What you have to do
From the first line to the last, repeat the records exactly and skip the pictures.

[Saved data entries]
===============

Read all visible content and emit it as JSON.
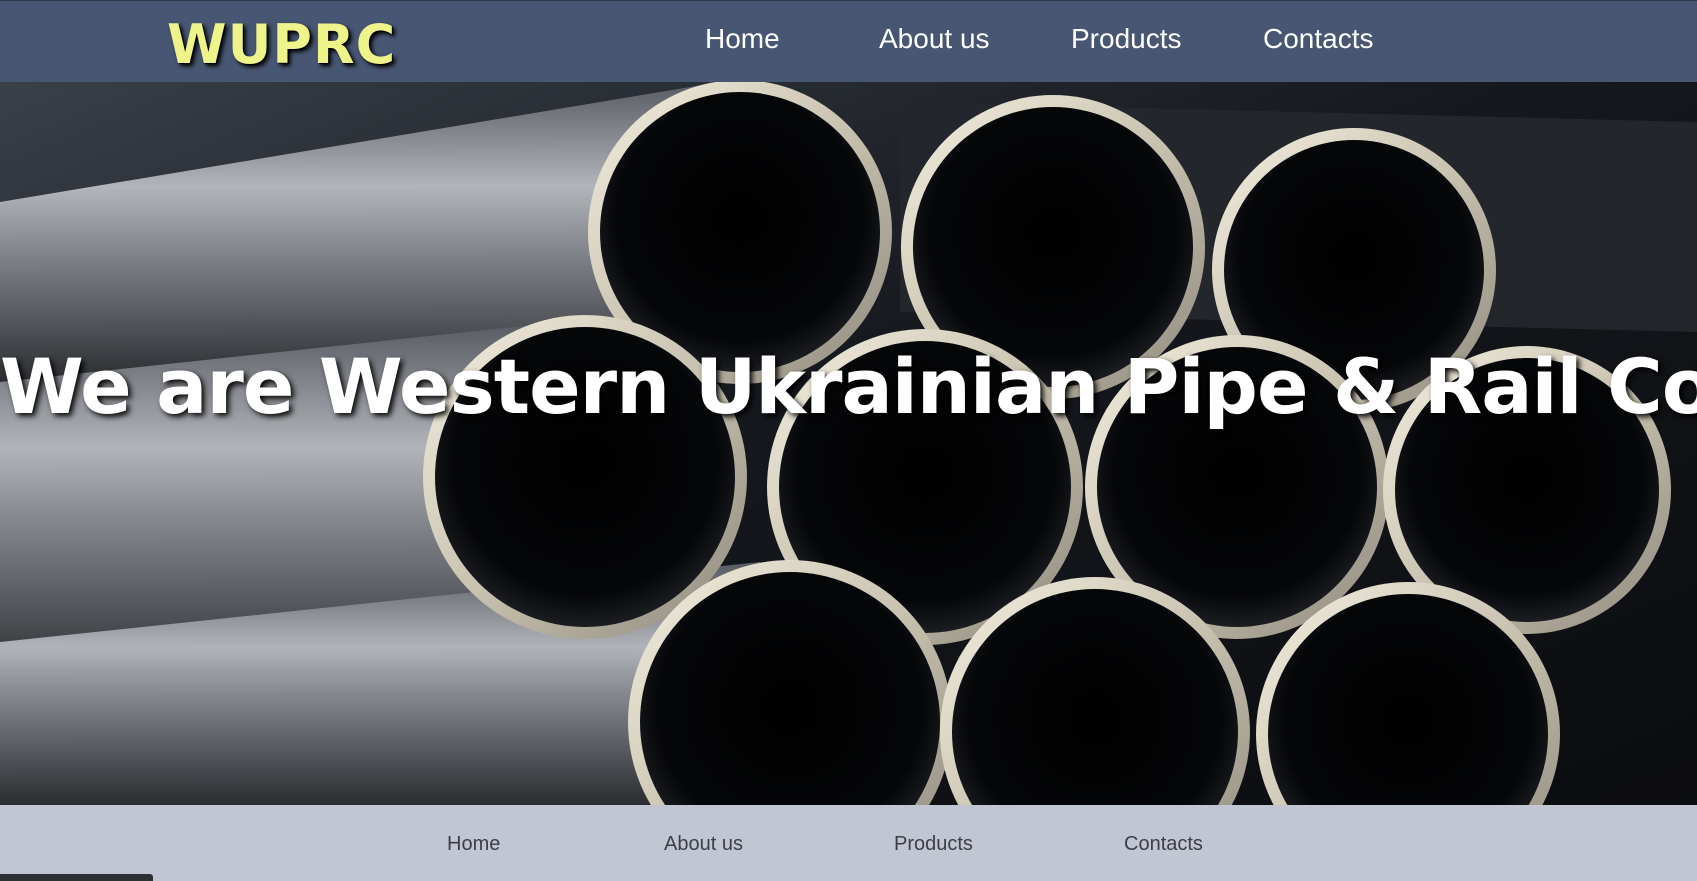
{
  "header": {
    "logo": "WUPRC",
    "nav": [
      "Home",
      "About us",
      "Products",
      "Contacts"
    ]
  },
  "hero": {
    "title": "We are Western Ukrainian Pipe & Rail Company"
  },
  "footer": {
    "nav": [
      "Home",
      "About us",
      "Products",
      "Contacts"
    ]
  },
  "colors": {
    "header_bg": "#475672",
    "logo": "#eef38a",
    "footer_bg": "#c1c6d2"
  }
}
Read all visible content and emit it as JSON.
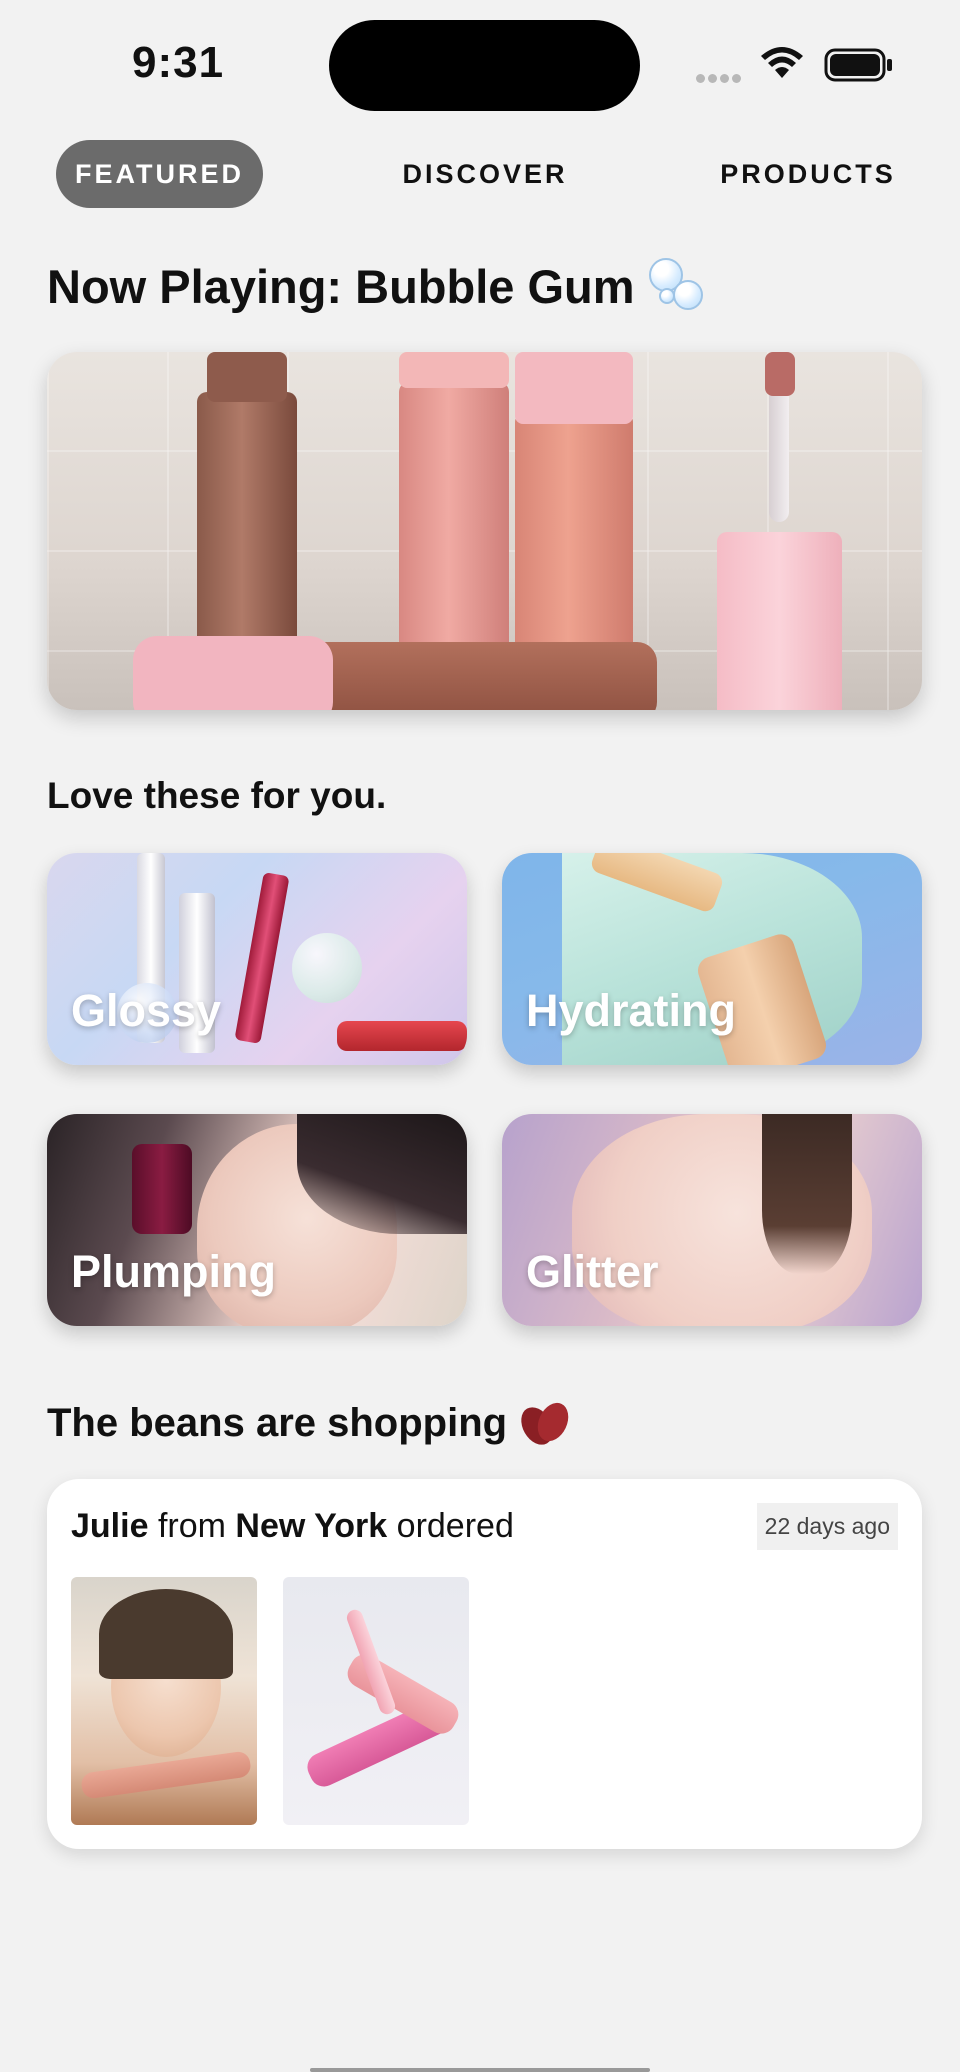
{
  "status_bar": {
    "time": "9:31"
  },
  "tabs": [
    {
      "label": "FEATURED",
      "active": true
    },
    {
      "label": "DISCOVER",
      "active": false
    },
    {
      "label": "PRODUCTS",
      "active": false
    }
  ],
  "now_playing": {
    "title": "Now Playing: Bubble Gum",
    "emoji_icon": "bubbles-icon",
    "hero_image": "pink lip gloss bottles on tiled surface"
  },
  "recommendations": {
    "title": "Love these for you.",
    "categories": [
      {
        "label": "Glossy"
      },
      {
        "label": "Hydrating"
      },
      {
        "label": "Plumping"
      },
      {
        "label": "Glitter"
      }
    ]
  },
  "shopping": {
    "title": "The beans are shopping",
    "emoji_icon": "beans-icon",
    "order": {
      "name": "Julie",
      "from_text": "from",
      "city": "New York",
      "ordered_text": "ordered",
      "time_ago": "22 days ago"
    }
  },
  "colors": {
    "background": "#f2f2f2",
    "active_tab": "#6b6b6b",
    "card": "#ffffff"
  }
}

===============

Expected answer
Read all visible content and emit it as JSON.
{
  "header": {
    "logo": "WUPRC",
    "nav": [
      "Home",
      "About us",
      "Products",
      "Contacts"
    ]
  },
  "hero": {
    "title": "We are Western Ukrainian Pipe & Rail Company"
  },
  "footer": {
    "nav": [
      "Home",
      "About us",
      "Products",
      "Contacts"
    ]
  },
  "colors": {
    "header_bg": "#475672",
    "logo": "#eef38a",
    "footer_bg": "#c1c6d2"
  }
}
Read all visible content and emit it as JSON.
{
  "status_bar": {
    "time": "9:31"
  },
  "tabs": [
    {
      "label": "FEATURED",
      "active": true
    },
    {
      "label": "DISCOVER",
      "active": false
    },
    {
      "label": "PRODUCTS",
      "active": false
    }
  ],
  "now_playing": {
    "title": "Now Playing: Bubble Gum",
    "emoji_icon": "bubbles-icon",
    "hero_image": "pink lip gloss bottles on tiled surface"
  },
  "recommendations": {
    "title": "Love these for you.",
    "categories": [
      {
        "label": "Glossy"
      },
      {
        "label": "Hydrating"
      },
      {
        "label": "Plumping"
      },
      {
        "label": "Glitter"
      }
    ]
  },
  "shopping": {
    "title": "The beans are shopping",
    "emoji_icon": "beans-icon",
    "order": {
      "name": "Julie",
      "from_text": "from",
      "city": "New York",
      "ordered_text": "ordered",
      "time_ago": "22 days ago"
    }
  },
  "colors": {
    "background": "#f2f2f2",
    "active_tab": "#6b6b6b",
    "card": "#ffffff"
  }
}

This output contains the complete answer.